ISTANBUL - Hürriyet Daily News
Reef and biological diversity in the Golden Horn is expected to increase because of the project, which will pump water from the Bosphorus and into Golden Horn area. Hürriyet photo
The connection of Istanbul’s Golden Horn (Haliç) to the Bosphorus via a four-kilometer long tunnel project has reignited a row over urban transformation between the municipality and residents around the Golden Horn.
Fatih district Mayor Mustafa Demir said the Golden Horn would be suitable for swimming within five years with this project. However, locals from Balat on the southern side of the Golden Horn, have said they fear possible relocation due to the urban transformation project.
“Locals have the right to have such fears, but 30 percent of buildings in that area are abandoned. They built their houses on the city walls, to such an extent that the city walls cannot even be seen from outside. We care intensely about the human factor in urban transformation projects,” Demir told the Hürriyet Daily News
yesterday in a phone interview.
Demir repeatedly said their plan was not to remove people from their homes, but to provide a better environment.
“Mutual understanding is crucial here. Those areas are not peaceful places.

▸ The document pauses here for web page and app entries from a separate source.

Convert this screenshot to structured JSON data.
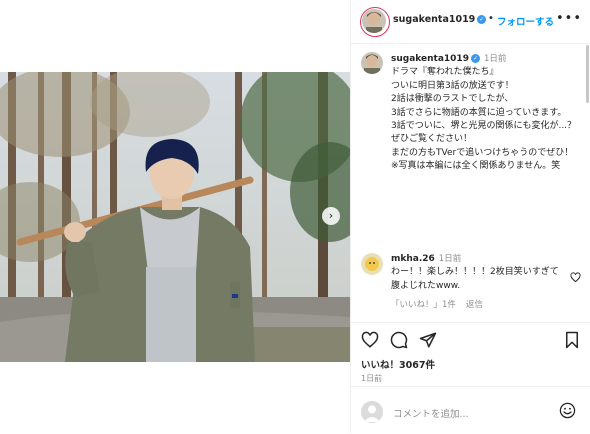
{
  "post": {
    "username": "sugakenta1019",
    "follow_label": "フォローする",
    "dot": "•",
    "more": "•••"
  },
  "caption": {
    "username": "sugakenta1019",
    "time": "1日前",
    "lines": [
      "ドラマ『奪われた僕たち』",
      "ついに明日第3話の放送です！",
      "2話は衝撃のラストでしたが、",
      "3話でさらに物語の本質に迫っていきます。",
      "3話でついに、堺と光晃の関係にも変化が...？",
      "ぜひご覧ください！",
      "まだの方もTVerで追いつけちゃうのでぜひ！",
      "",
      "※写真は本編には全く関係ありません。笑"
    ]
  },
  "reply": {
    "username": "mkha.26",
    "time": "1日前",
    "text": "わー！！楽しみ！！！！2枚目笑いすぎて腹よじれたwww.",
    "likes_label": "「いいね！」1件",
    "reply_label": "返信"
  },
  "likes": "いいね！3067件",
  "ago": "1日前",
  "comment_placeholder": "コメントを追加...",
  "icons": {
    "heart": "heart-icon",
    "comment": "comment-icon",
    "share": "paper-plane-icon",
    "save": "bookmark-icon",
    "emoji": "smiley-icon",
    "next": "chevron-right-icon"
  },
  "colors": {
    "link": "#0095f6",
    "verified": "#3897f0",
    "border": "#efefef",
    "muted": "#8e8e8e"
  }
}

We want to transform their neighborhood into a peaceful area with their help.”
On the other hand, locals say the project was finished after an Istanbul court canceled an urban transformation project around the Golden Horn’s Balat area.
“We knew that this pipe project was finished before, but they kept it waiting until the Balat urban transformation project was brought to trial. When the court canceled their project, the aim to sell our possessions to rich people failed as well. Now they have revealed the project, as their advertising material renovating the Haliç for the rich is in vain,” Selahattin Güçlü, a Febayder (Fener Balat Ayvansaray) Association board member, told the Daily News yesterday.
A transformation project in Istanbul’s historical and predominantly Roma and Kurdish neighborhood of Balat was recently canceled by Istanbul’s Fifth Administrative Court on the grounds of “harming the cultural pattern in the region.” After a five-year struggle with the Fatih Municipality, the case was resolved in favor of the locals.
The Istanbul Water and Sewage Administration’s (İSKİ) project, which was kicked off three years ago, ended on July 10 and the water channel was turned on. With this project, the seawater coming from Cendere will reach the Golden Horn through Kağıthane Creek, providing circulation for the Golden Horn which already hosts many water sports like rowing and sailing. The Golden Horn is also one of Turkey’s few watercraft-landing areas.
. The official opening of the tunnel is expected to be held soon, and Prime Minister Recep Tayyip Erdoğan
is reportedly scheduled to attend the opening ceremony.